- Opening Delimiter -

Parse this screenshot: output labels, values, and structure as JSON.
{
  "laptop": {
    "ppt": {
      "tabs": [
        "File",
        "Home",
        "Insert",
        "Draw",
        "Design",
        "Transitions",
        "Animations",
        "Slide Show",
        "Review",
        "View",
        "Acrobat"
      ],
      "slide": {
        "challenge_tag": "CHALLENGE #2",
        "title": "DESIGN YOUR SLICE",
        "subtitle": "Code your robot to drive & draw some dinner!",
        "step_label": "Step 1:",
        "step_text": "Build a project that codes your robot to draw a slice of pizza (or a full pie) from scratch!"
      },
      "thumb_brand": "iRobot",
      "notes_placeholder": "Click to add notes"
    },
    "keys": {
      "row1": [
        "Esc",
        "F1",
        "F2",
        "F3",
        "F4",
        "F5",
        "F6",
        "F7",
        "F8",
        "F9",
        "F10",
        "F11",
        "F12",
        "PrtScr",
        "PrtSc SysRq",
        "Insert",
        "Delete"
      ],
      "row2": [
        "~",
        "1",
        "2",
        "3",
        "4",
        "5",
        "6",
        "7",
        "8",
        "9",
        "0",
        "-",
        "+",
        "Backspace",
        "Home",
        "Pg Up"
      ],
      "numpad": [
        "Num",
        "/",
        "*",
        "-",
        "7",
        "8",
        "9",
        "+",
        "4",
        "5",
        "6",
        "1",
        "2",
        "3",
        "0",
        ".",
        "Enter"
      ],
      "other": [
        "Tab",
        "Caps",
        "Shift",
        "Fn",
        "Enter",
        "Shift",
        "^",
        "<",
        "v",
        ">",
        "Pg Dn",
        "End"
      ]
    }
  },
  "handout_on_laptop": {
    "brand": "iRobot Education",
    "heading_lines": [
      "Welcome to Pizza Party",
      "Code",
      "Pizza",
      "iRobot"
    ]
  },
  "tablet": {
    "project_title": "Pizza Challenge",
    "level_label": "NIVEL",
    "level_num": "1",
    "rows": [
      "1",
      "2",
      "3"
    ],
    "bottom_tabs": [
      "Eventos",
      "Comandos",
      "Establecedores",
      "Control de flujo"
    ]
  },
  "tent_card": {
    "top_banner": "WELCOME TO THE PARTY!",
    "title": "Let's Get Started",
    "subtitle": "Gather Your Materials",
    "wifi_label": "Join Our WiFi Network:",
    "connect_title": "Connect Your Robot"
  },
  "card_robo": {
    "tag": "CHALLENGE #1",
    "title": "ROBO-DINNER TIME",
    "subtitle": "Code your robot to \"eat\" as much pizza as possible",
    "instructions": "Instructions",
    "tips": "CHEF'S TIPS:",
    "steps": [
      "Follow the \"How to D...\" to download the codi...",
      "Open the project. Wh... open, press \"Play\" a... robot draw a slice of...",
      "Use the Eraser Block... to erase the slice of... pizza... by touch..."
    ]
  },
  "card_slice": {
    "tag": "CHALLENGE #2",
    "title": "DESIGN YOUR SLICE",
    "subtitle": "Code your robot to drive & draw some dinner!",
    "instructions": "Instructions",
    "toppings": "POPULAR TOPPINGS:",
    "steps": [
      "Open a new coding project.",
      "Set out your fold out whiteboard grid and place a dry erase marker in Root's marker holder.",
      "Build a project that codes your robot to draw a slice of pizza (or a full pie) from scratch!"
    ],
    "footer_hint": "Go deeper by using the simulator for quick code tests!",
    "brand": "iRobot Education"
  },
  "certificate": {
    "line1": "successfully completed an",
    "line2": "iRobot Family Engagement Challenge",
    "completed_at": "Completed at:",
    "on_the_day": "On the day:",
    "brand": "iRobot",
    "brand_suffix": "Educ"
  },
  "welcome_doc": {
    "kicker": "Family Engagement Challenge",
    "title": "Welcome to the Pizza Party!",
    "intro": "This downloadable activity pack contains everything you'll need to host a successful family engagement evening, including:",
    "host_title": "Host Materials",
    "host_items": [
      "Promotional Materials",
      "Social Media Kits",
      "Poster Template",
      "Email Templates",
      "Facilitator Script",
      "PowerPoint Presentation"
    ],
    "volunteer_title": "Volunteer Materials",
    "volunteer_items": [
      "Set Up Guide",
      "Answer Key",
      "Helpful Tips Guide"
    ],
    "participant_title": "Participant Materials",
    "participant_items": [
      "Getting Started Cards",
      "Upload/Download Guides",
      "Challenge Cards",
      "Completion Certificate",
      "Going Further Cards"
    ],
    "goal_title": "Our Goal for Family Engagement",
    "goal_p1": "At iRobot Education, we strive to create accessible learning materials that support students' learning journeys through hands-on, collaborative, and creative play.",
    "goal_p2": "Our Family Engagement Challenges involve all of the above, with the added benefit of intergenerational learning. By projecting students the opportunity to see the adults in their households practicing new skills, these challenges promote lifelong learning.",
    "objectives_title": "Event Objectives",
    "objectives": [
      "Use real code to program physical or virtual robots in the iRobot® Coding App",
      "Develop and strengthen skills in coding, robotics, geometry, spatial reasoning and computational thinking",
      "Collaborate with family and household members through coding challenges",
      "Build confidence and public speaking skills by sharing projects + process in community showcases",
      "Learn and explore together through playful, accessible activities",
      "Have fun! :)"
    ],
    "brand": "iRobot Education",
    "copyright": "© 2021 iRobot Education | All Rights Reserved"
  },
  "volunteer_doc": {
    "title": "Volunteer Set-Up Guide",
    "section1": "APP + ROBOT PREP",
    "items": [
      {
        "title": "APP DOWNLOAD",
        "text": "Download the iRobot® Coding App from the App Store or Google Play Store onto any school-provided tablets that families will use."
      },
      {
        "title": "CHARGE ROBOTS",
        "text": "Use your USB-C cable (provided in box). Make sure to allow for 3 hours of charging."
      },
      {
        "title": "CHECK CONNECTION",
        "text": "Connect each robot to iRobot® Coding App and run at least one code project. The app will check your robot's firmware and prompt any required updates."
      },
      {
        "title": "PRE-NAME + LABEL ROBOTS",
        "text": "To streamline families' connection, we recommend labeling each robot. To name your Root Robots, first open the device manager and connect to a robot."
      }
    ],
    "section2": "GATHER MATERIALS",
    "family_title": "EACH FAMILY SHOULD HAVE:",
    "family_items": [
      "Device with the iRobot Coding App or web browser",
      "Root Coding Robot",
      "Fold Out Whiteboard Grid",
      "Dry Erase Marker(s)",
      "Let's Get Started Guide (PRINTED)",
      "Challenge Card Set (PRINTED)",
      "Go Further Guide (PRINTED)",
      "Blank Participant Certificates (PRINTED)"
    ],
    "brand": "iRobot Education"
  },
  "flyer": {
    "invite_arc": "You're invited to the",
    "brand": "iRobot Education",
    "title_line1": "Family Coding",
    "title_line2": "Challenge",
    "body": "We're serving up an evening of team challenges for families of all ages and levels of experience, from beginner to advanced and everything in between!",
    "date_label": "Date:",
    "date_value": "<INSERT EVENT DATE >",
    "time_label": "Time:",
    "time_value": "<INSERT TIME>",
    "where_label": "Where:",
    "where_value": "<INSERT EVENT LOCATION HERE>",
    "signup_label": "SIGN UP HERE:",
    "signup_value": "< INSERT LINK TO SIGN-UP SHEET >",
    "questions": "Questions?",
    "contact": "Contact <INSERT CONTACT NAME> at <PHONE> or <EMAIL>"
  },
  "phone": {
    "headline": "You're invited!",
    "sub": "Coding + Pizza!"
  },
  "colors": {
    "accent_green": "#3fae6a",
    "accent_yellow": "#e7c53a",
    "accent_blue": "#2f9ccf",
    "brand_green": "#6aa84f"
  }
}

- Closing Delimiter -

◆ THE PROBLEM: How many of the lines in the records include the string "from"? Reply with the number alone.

◆ WRITTEN SOLUTION: 4